Clearly much more needs to be done for women and girls to address the persistent gender gaps in education. This years’ World Education Forum provides an opportunity to do so and so does the post-2015 development framework, including a new set of Sustainable Development Goals (SDGs) and targets for the next 15 years.
UN Women is advocating strongly that the new post-2015 sustainable development agenda recognizes that gender equality and the empowerment of women and girls are essential for the achievement of sustainable development and for building peaceful, just and equal societies.
The elimination of gender inequalities, including in education, is therefore a prerequisite for a sustainable transformative development agenda that will leave no one behind. Gender equality is a precondition for sustainable development.

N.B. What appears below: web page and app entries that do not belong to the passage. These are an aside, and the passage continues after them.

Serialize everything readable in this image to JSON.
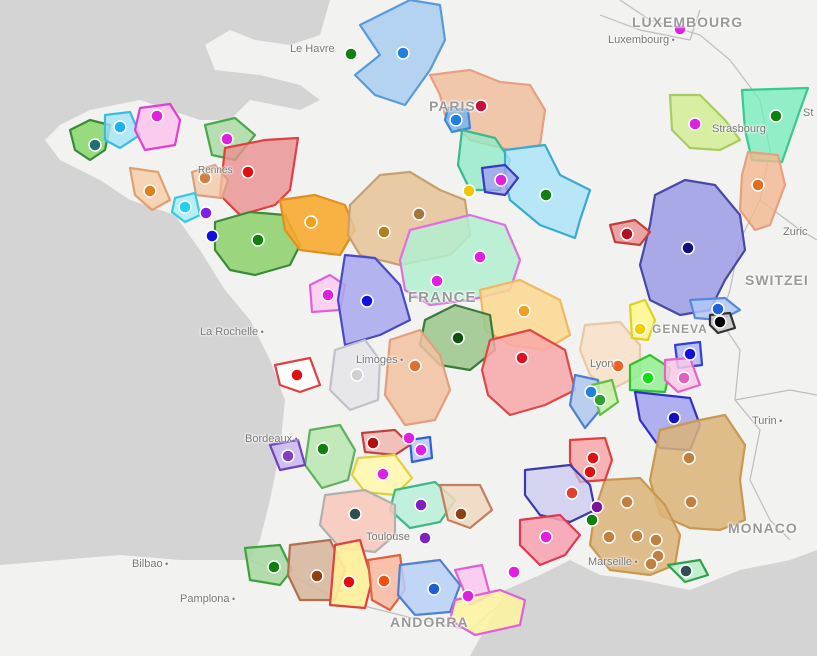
{
  "map": {
    "labels": {
      "luxembourg_country": "LUXEMBOURG",
      "luxembourg_city": "Luxembourg",
      "le_havre": "Le Havre",
      "paris": "PARIS",
      "strasbourg": "Strasbourg",
      "zurich": "Zuric",
      "switzerland": "SWITZEI",
      "france": "FRANCE",
      "la_rochelle": "La Rochelle",
      "limoges": "Limoges",
      "geneva": "GENEVA",
      "lyon": "Lyon",
      "turin": "Turin",
      "bordeaux": "Bordeaux",
      "toulouse": "Toulouse",
      "marseille": "Marseille",
      "monaco": "MONACO",
      "bilbao": "Bilbao",
      "pamplona": "Pamplona",
      "andorra": "ANDORRA",
      "st_edge": "St",
      "rennes": "Rennes"
    },
    "colors": {
      "land": "#f2f2f0",
      "sea": "#d4d4d4",
      "border": "#bdbdbd"
    }
  }
}
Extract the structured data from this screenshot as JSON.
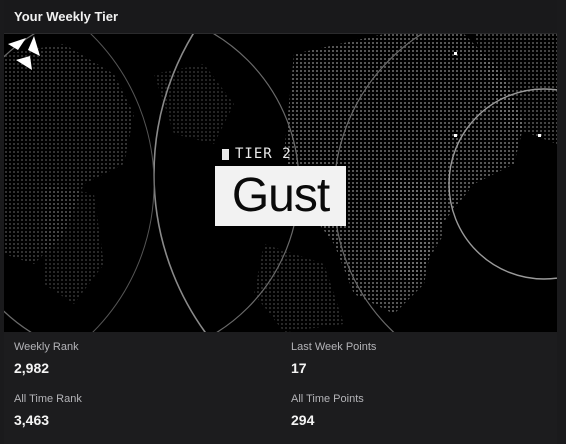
{
  "header": {
    "title": "Your Weekly Tier"
  },
  "tier": {
    "label": "TIER 2",
    "name": "Gust"
  },
  "icons": {
    "brand": "spinner-logo-icon",
    "tier_marker": "square-icon"
  },
  "colors": {
    "banner_bg": "#000000",
    "card_bg": "#1c1c1e",
    "tier_box": "#f2f2f2"
  },
  "stats": {
    "weekly_rank": {
      "label": "Weekly Rank",
      "value": "2,982"
    },
    "last_week_points": {
      "label": "Last Week Points",
      "value": "17"
    },
    "all_time_rank": {
      "label": "All Time Rank",
      "value": "3,463"
    },
    "all_time_points": {
      "label": "All Time Points",
      "value": "294"
    }
  }
}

And this leads me to another area of collaboration with UNESCO.
UNFPA is also a partner in the Joint Programme for the Empowerment of Adolescent Girls and Young Women through Education – which aims to strengthen the nexus between education, health, gender equality and empowerment.
Our overall goal with the joint programme is to promote gender equality and ensure that girls and women take full charge of their own lives and actively participate in the development of their communities and countries, as both beneficiaries of and agents of change.
We will focus on adolescent girls who, no longer girls and not yet women, often fall outside other programmes and initiatives.
We want to strengthen both the relevance and quality of education for adolescent girls and young women with the use of appropriate and innovative technology.
By linking health, education and other relevant sectors and creating an enabling environment we want to create new or second chances for young women who have left school or are at risk of leaving school. We want to support the transition from education to meaningful and fulfilling employment. In addition we want to change the entrenched stereotypes that lead to discrimination against women and girls.
In partnership with UNESCO, UNFPA and The World Bank we will apply our expertise and experience to this programme with the aim of creating an empowerment model for young women that can be scaled up and implemented in different national contexts. When girls graduate they open doors for themselves and for their communities.
We have partnered with UNESCO on Mobile Learning Week and on the joint partnership because we feel the urgency and need to achieve far-reaching results in education for by women and girls, men and boys everywhere in the world.
We look forward to hearing your views and suggestions on this new initiative – and especially how we can secure some financial support for it.